The increasing size of deals means that even the biggest CPG companies may now find themselves takeover targets. To survive and succeed in this new era of megadeals, leaders must develop a clear strategy that allows them to respond to current expectations for growth and profits.
Focus on capabilities. How to reinvigorate top-line growth is the major unsolved problem for the industry at the moment. Even while they have established new industry benchmarks, investors from outside the industry have driven most of their value via consolidation and cost reduction. Other CPGs do have the opportunity to find a different balance of cost reduction plus growth, but the performance marker is clear. Our long-term research on underscores the critical linkage of portfolio and resource allocation against a distinct way to play backed by strong capabilities. This also becomes a strong basis for identifying gaps in the business that could be addressed through M&A, including megadeals.
Pursue cost cutting. Cost reduction remains an important element in CPG strategies. There is still room for more consolidation within the industry, involving not just brands and businesses but different parts of the value chain such as manufacturing. In addition, there continue to be opportunities for small brand rollups and geographic or portfolio growth.

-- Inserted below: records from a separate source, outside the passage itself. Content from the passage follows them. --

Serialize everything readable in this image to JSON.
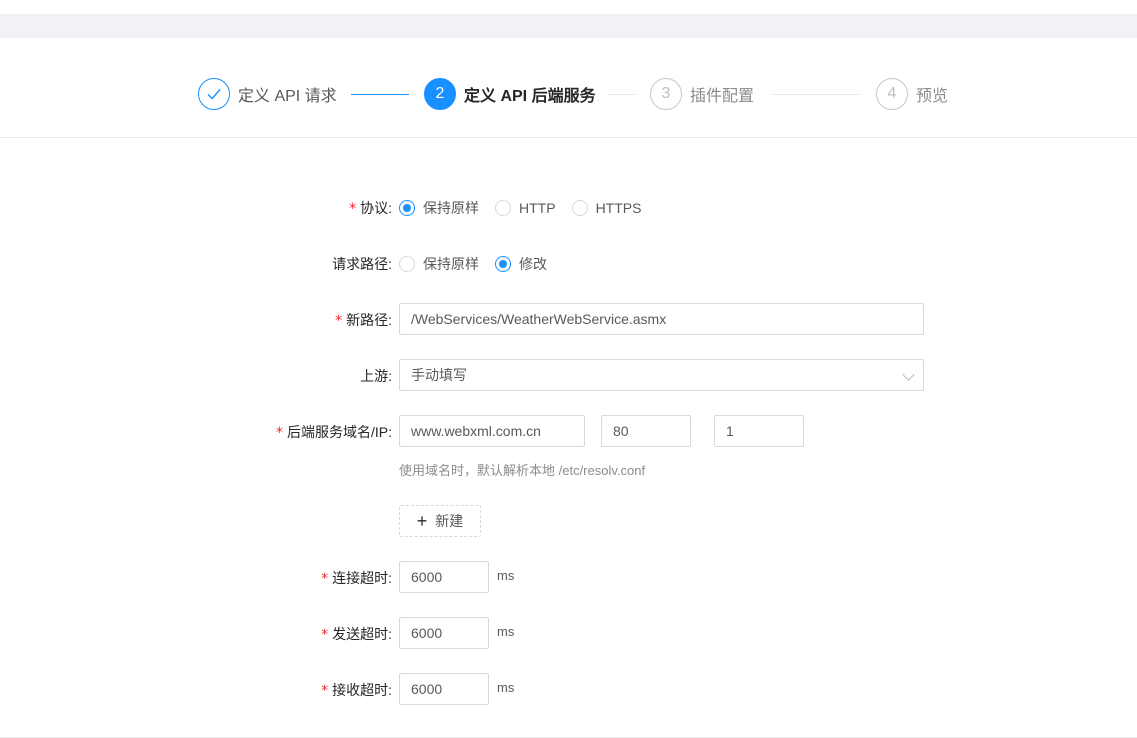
{
  "steps": [
    {
      "index": "1",
      "title": "定义 API 请求",
      "status": "done",
      "icon": "check-icon"
    },
    {
      "index": "2",
      "title": "定义 API 后端服务",
      "status": "active"
    },
    {
      "index": "3",
      "title": "插件配置",
      "status": "wait"
    },
    {
      "index": "4",
      "title": "预览",
      "status": "wait"
    }
  ],
  "form": {
    "protocol": {
      "label": "协议:",
      "required": "*",
      "options": [
        "保持原样",
        "HTTP",
        "HTTPS"
      ],
      "selected": "保持原样"
    },
    "request_path": {
      "label": "请求路径:",
      "options": [
        "保持原样",
        "修改"
      ],
      "selected": "修改"
    },
    "new_path": {
      "label": "新路径:",
      "required": "*",
      "value": "/WebServices/WeatherWebService.asmx"
    },
    "upstream": {
      "label": "上游:",
      "value": "手动填写"
    },
    "backend_host": {
      "label": "后端服务域名/IP:",
      "required": "*",
      "host": "www.webxml.com.cn",
      "port": "80",
      "weight": "1",
      "hint": "使用域名时，默认解析本地 /etc/resolv.conf"
    },
    "new_button": {
      "plus": "+",
      "label": "新建"
    },
    "connect_timeout": {
      "label": "连接超时:",
      "required": "*",
      "value": "6000",
      "unit": "ms"
    },
    "send_timeout": {
      "label": "发送超时:",
      "required": "*",
      "value": "6000",
      "unit": "ms"
    },
    "receive_timeout": {
      "label": "接收超时:",
      "required": "*",
      "value": "6000",
      "unit": "ms"
    }
  },
  "colors": {
    "primary": "#1890ff",
    "required": "#f5222d",
    "border": "#d9d9d9"
  }
}
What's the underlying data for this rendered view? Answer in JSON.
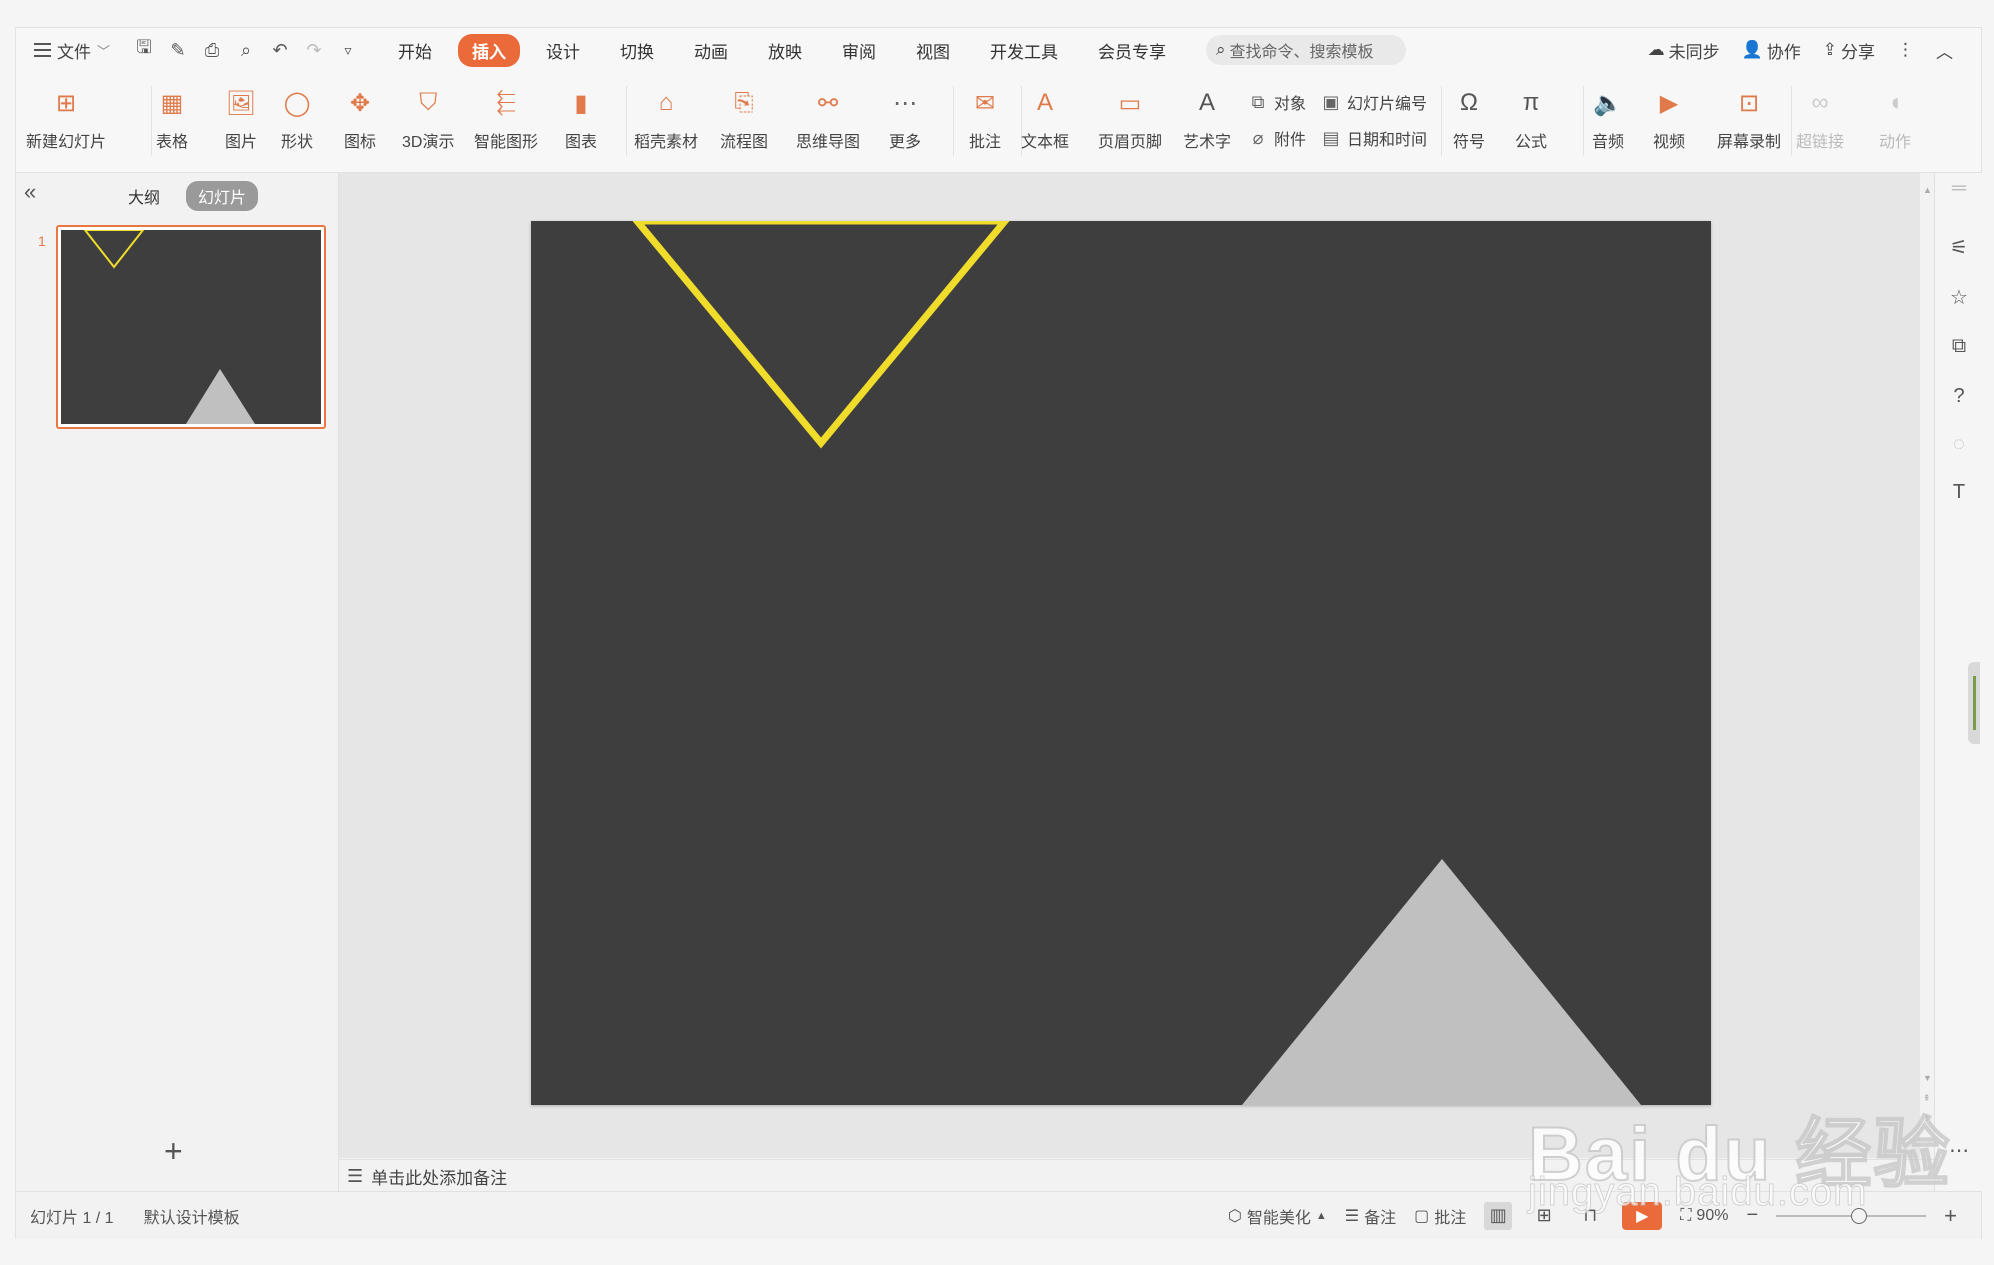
{
  "menubar": {
    "file_label": "文件",
    "tabs": [
      "开始",
      "插入",
      "设计",
      "切换",
      "动画",
      "放映",
      "审阅",
      "视图",
      "开发工具",
      "会员专享"
    ],
    "active_tab": "插入",
    "search_placeholder": "查找命令、搜索模板",
    "sync_label": "未同步",
    "collab_label": "协作",
    "share_label": "分享"
  },
  "ribbon": {
    "new_slide": "新建幻灯片",
    "table": "表格",
    "picture": "图片",
    "shape": "形状",
    "icon": "图标",
    "demo3d": "3D演示",
    "smartart": "智能图形",
    "chart": "图表",
    "daoke": "稻壳素材",
    "flowchart": "流程图",
    "mindmap": "思维导图",
    "more": "更多",
    "comment": "批注",
    "textbox": "文本框",
    "headerfooter": "页眉页脚",
    "wordart": "艺术字",
    "object": "对象",
    "attachment": "附件",
    "slide_number": "幻灯片编号",
    "datetime": "日期和时间",
    "symbol": "符号",
    "formula": "公式",
    "audio": "音频",
    "video": "视频",
    "screenrec": "屏幕录制",
    "hyperlink": "超链接",
    "action": "动作"
  },
  "leftpanel": {
    "tab_outline": "大纲",
    "tab_slides": "幻灯片",
    "slide_number": "1"
  },
  "notes": {
    "placeholder": "单击此处添加备注"
  },
  "statusbar": {
    "slide_counter": "幻灯片 1 / 1",
    "template": "默认设计模板",
    "beautify": "智能美化",
    "notes": "备注",
    "comment": "批注",
    "zoom": "90%"
  },
  "slide": {
    "background": "#3e3e3e",
    "triangle_outline_color": "#f0dc2a",
    "triangle_fill_color": "#c0c0c0"
  },
  "theme": {
    "accent": "#eb6a3a"
  },
  "watermark": {
    "main": "Bai du 经验",
    "sub": "jingyan.baidu.com"
  }
}
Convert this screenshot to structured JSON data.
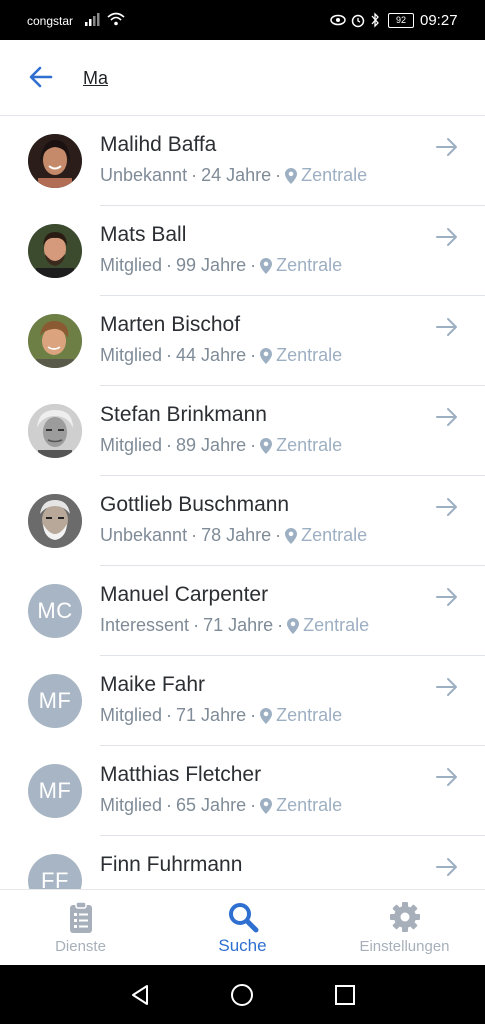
{
  "status_bar": {
    "carrier": "congstar",
    "battery": "92",
    "time": "09:27"
  },
  "search": {
    "query": "Ma"
  },
  "results": [
    {
      "name": "Malihd Baffa",
      "status": "Unbekannt",
      "age": "24 Jahre",
      "location": "Zentrale",
      "avatar": {
        "type": "photo",
        "icon": "person-photo-1"
      }
    },
    {
      "name": "Mats Ball",
      "status": "Mitglied",
      "age": "99 Jahre",
      "location": "Zentrale",
      "avatar": {
        "type": "photo",
        "icon": "person-photo-2"
      }
    },
    {
      "name": "Marten Bischof",
      "status": "Mitglied",
      "age": "44 Jahre",
      "location": "Zentrale",
      "avatar": {
        "type": "photo",
        "icon": "person-photo-3"
      }
    },
    {
      "name": "Stefan Brinkmann",
      "status": "Mitglied",
      "age": "89 Jahre",
      "location": "Zentrale",
      "avatar": {
        "type": "photo",
        "icon": "person-photo-4"
      }
    },
    {
      "name": "Gottlieb Buschmann",
      "status": "Unbekannt",
      "age": "78 Jahre",
      "location": "Zentrale",
      "avatar": {
        "type": "photo",
        "icon": "person-photo-5"
      }
    },
    {
      "name": "Manuel Carpenter",
      "status": "Interessent",
      "age": "71 Jahre",
      "location": "Zentrale",
      "avatar": {
        "type": "initials",
        "initials": "MC"
      }
    },
    {
      "name": "Maike Fahr",
      "status": "Mitglied",
      "age": "71 Jahre",
      "location": "Zentrale",
      "avatar": {
        "type": "initials",
        "initials": "MF"
      }
    },
    {
      "name": "Matthias Fletcher",
      "status": "Mitglied",
      "age": "65 Jahre",
      "location": "Zentrale",
      "avatar": {
        "type": "initials",
        "initials": "MF"
      }
    },
    {
      "name": "Finn Fuhrmann",
      "status": "",
      "age": "",
      "location": "",
      "avatar": {
        "type": "initials",
        "initials": "FF"
      }
    }
  ],
  "bottom_nav": {
    "items": [
      {
        "label": "Dienste",
        "icon": "clipboard-icon",
        "active": false
      },
      {
        "label": "Suche",
        "icon": "search-icon",
        "active": true
      },
      {
        "label": "Einstellungen",
        "icon": "gear-icon",
        "active": false
      }
    ]
  },
  "colors": {
    "accent": "#2f6fd0",
    "avatar_bg": "#a8b5c4",
    "muted": "#7f8b97",
    "location": "#9dafc2"
  }
}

Be patient. Those who would play the role of acquirer in this arena need to recognize that patience is a virtue. As values rise, so does complexity, and working through the details can take more time. Deals that appear favorable today might lead nowhere after months — or even years — of consideration. In addition, a number of CPG companies remain family controlled, which can bring generational issues into play: A current generation might not be willing to entertain a merger, but a subsequent generation might be open to one. In some cases, the lag time between spotting a highly attractive megadeal partner and executing a deal can feel like sitting through a performance of Waiting for Godot. The need for consolidation, as in the case of RAI–Lorillard, has been apparent for years, but sometimes it takes a while for all the pieces to fall into place. As the RAI deal demonstrates, sometimes Godot shows up.
Look inward. CPG companies should be mindful of the challenges they face at this time of heightened pressure to perform and enhance shareholder value, particularly many of the large legacy firms. Self-examination is essential. Do they need to continue cutting costs? Would a megadeal be helpful, and if so, is the company prepared to execute one? It can be valuable for companies to keep an active playbook for possible and potential deals.
Avoid resting on their laurels. Even a very large deal like RAI–Lorillard does not necessarily signal the ultimate solution to today’s quest for value enhancement. Indeed, as this paper was being prepared, RAI was the subject of a $49 billion merger offer from British American Tobacco (BAT), which already owns 42 percent of RAI. The transaction is expected to close in the third quarter of 2017.
It is difficult to predict how long this trend of swelling deal size can continue. Global uncertainty about the impacts of big national and international events like the Brexit vote and the U.S. election outcome, or about the direction of interest rates, or about a host of other challenges, could put a damper on the pace of mergers and acquisitions. But no indications of a letup are evident. CPG companies, regardless of their size, ignore the merger tsunami at their own peril and risk being either swallowed up or surpassed by rivals.
- J. Neely is a leading practitioner in M&A transformation for Strategy&, PwC’s strategy consulting business. He is a principal with PwC US based in Cleveland. His specialty is mergers and restructurings in consumer products and industrial sectors.
- Derek Townsend focuses on pre-deal due diligence, synergy analysis, carve-out analysis, merger integration, and separation for PwC’s retail and consumer industry practice. Based in Boston, he is a principal with PwC US.
- Dominic Ricketts plays a strategic role in deals for the retail and consumer products sector at PwC. He is a partner with PwC US based in New York.